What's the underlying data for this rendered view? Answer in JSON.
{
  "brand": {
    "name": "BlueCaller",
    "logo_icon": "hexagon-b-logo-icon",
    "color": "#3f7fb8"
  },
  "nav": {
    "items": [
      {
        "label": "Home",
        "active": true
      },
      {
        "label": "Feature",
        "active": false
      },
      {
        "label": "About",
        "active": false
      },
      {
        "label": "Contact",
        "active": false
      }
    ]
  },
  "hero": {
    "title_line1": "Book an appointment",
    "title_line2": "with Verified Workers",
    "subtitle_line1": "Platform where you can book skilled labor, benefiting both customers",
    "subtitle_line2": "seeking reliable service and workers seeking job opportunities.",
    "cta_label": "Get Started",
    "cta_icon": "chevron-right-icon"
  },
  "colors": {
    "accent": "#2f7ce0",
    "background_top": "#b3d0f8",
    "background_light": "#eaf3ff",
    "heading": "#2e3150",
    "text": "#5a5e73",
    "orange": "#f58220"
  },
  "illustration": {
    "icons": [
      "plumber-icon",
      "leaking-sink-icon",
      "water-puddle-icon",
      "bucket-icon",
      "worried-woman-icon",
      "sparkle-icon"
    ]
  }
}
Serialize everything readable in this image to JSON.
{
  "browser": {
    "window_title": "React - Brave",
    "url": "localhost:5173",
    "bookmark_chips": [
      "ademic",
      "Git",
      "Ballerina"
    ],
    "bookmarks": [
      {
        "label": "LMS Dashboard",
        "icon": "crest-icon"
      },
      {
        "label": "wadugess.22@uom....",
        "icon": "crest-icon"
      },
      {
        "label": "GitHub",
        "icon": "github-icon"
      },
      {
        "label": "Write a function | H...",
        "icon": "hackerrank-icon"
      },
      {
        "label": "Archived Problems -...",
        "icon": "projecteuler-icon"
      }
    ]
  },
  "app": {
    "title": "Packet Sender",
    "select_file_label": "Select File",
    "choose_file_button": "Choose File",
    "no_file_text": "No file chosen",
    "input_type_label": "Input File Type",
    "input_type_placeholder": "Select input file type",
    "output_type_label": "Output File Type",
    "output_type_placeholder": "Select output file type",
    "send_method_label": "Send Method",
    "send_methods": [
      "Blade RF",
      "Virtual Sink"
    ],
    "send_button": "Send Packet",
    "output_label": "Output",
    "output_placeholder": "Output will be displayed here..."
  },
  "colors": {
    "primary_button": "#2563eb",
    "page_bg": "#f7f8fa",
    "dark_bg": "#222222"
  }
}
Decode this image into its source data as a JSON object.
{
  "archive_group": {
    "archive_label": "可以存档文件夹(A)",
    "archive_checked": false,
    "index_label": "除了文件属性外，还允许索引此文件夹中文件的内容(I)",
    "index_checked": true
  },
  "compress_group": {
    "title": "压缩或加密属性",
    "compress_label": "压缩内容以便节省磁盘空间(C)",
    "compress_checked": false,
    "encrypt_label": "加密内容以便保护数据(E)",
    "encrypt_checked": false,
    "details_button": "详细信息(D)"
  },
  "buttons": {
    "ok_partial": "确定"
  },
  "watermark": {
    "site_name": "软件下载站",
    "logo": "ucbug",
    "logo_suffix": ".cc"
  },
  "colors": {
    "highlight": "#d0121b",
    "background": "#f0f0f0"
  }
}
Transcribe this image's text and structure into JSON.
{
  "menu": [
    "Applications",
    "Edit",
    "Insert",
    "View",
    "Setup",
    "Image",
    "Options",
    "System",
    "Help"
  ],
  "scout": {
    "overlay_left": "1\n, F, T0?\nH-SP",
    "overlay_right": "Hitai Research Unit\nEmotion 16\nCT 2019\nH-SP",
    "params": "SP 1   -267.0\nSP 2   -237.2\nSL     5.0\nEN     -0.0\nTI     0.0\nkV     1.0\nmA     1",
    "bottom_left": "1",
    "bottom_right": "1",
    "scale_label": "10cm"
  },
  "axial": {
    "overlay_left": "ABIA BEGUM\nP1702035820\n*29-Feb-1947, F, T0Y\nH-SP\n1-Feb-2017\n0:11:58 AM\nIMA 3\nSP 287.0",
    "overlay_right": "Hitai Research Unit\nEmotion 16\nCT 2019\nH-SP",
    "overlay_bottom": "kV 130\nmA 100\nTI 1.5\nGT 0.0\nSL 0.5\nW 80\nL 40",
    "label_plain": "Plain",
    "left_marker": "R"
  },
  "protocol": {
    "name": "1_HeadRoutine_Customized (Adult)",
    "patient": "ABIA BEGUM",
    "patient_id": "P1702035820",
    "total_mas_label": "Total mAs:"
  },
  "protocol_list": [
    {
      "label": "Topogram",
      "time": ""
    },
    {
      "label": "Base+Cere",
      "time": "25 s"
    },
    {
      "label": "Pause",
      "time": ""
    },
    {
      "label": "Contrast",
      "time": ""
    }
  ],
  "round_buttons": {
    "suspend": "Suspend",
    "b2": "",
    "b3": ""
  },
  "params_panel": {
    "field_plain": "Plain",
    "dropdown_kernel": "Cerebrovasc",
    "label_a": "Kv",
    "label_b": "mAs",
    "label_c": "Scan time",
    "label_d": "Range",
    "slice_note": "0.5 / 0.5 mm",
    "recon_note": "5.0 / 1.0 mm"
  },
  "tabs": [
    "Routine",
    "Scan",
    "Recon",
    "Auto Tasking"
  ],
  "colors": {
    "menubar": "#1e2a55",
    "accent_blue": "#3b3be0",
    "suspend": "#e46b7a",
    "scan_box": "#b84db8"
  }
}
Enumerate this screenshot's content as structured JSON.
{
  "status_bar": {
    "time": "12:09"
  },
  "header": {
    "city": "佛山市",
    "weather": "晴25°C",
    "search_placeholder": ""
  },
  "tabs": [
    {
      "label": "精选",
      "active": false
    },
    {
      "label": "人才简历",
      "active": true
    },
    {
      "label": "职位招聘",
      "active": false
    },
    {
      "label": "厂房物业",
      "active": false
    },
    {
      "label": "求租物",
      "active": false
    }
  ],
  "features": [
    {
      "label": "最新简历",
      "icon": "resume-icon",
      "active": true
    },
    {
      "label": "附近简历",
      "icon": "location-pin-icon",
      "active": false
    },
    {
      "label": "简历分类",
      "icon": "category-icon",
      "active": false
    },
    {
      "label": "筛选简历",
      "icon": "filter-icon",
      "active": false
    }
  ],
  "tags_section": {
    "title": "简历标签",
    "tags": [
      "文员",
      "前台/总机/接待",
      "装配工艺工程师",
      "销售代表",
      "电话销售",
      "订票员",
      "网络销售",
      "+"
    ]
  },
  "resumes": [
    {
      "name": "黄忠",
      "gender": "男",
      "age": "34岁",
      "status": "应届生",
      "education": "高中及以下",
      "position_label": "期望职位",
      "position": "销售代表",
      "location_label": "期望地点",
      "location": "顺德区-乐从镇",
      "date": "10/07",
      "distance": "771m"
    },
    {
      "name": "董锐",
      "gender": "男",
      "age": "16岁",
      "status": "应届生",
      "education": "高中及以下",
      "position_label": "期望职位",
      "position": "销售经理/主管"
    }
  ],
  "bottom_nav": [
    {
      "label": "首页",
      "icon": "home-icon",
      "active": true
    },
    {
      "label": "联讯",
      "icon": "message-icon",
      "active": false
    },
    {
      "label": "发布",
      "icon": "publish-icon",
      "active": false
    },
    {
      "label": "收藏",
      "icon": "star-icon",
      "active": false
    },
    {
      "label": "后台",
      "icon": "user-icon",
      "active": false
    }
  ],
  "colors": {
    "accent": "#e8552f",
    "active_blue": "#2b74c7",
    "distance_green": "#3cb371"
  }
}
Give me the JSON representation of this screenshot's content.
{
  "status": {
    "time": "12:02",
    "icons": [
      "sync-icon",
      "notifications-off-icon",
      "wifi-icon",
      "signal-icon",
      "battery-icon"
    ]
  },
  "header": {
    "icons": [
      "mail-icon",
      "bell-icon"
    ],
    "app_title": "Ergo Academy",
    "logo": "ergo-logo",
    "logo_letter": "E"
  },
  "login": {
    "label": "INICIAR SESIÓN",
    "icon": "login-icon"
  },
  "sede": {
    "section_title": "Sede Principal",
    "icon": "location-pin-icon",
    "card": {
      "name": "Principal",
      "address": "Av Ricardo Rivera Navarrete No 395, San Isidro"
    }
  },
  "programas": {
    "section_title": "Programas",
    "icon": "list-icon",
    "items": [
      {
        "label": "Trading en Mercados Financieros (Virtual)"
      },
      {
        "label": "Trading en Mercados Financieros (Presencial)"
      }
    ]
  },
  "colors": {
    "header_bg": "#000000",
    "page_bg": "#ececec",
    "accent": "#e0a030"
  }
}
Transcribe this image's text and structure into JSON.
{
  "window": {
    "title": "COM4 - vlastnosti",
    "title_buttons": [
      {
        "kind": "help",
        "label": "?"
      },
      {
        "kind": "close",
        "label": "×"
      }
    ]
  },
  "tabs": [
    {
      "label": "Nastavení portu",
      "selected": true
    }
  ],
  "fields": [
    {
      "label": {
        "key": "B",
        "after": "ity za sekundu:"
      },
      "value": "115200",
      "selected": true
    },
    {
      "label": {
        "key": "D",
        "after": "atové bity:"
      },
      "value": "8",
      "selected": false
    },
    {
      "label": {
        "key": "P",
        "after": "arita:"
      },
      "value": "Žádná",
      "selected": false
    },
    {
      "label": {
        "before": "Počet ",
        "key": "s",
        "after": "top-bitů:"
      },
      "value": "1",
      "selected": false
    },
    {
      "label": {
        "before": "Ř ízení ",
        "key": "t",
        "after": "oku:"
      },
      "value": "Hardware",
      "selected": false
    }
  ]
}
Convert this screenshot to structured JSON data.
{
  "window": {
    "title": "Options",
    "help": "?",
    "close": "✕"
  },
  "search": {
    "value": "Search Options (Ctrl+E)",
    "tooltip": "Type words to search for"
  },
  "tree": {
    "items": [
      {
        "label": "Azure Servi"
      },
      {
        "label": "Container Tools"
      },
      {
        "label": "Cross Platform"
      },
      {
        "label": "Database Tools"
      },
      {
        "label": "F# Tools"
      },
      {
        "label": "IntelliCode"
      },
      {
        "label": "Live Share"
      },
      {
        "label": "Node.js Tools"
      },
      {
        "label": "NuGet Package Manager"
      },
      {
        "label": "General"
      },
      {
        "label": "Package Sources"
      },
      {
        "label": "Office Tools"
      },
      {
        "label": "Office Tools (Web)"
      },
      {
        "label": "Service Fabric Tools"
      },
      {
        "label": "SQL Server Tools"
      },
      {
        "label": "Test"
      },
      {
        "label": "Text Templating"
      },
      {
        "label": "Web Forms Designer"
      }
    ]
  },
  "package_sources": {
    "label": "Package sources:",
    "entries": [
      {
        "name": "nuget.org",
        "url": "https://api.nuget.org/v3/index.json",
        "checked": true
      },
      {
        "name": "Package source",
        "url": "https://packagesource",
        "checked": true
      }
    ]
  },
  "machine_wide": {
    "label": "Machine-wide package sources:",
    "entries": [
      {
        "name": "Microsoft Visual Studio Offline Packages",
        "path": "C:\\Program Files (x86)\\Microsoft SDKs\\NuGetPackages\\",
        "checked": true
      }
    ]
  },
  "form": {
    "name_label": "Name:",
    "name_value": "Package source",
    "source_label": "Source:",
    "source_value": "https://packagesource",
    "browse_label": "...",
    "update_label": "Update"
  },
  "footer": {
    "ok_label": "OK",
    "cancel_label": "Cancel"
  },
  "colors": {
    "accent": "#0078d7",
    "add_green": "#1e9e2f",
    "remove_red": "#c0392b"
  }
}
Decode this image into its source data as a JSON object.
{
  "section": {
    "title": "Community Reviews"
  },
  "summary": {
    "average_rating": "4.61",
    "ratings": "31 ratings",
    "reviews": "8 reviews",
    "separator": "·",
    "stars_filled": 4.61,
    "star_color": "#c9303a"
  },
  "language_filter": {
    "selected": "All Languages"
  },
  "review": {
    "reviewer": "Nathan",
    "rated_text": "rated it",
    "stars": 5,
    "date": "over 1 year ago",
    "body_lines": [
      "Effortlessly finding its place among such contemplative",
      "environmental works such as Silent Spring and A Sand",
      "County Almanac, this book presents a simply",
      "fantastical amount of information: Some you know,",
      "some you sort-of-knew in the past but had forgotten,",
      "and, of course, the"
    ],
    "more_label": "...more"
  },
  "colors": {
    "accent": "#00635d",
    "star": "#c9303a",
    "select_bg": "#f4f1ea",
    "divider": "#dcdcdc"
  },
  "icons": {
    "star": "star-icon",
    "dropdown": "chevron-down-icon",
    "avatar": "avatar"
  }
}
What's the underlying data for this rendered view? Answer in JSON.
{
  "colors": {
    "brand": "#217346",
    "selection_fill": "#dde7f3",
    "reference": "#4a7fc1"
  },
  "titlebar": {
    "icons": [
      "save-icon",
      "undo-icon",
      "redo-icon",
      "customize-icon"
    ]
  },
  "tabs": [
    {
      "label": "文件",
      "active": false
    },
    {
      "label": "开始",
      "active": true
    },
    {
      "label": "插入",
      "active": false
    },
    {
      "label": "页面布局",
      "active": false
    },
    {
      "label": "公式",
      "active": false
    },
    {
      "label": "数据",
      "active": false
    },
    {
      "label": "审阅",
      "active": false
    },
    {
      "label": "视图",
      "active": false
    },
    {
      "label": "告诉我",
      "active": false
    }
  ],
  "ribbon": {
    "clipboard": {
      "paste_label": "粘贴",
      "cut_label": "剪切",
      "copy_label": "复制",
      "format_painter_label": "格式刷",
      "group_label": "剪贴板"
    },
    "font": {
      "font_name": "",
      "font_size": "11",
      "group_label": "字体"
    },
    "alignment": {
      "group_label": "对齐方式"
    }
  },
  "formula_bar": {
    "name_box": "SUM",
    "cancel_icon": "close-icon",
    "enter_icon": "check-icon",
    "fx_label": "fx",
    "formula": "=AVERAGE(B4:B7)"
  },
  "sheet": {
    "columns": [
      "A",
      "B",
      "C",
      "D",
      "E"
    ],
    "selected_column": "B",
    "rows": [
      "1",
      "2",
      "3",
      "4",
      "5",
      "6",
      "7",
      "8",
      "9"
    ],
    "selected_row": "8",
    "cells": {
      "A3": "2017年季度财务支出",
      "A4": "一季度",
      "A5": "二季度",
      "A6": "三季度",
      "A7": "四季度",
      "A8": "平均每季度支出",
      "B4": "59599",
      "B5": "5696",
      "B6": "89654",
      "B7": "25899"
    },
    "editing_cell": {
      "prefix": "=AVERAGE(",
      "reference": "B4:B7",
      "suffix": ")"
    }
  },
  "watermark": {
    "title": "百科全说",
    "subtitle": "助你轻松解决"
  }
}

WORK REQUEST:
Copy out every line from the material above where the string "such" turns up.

WRITTEN REPLY:
      "Effortlessly finding its place among such contemplative",
      "environmental works such as Silent Spring and A Sand",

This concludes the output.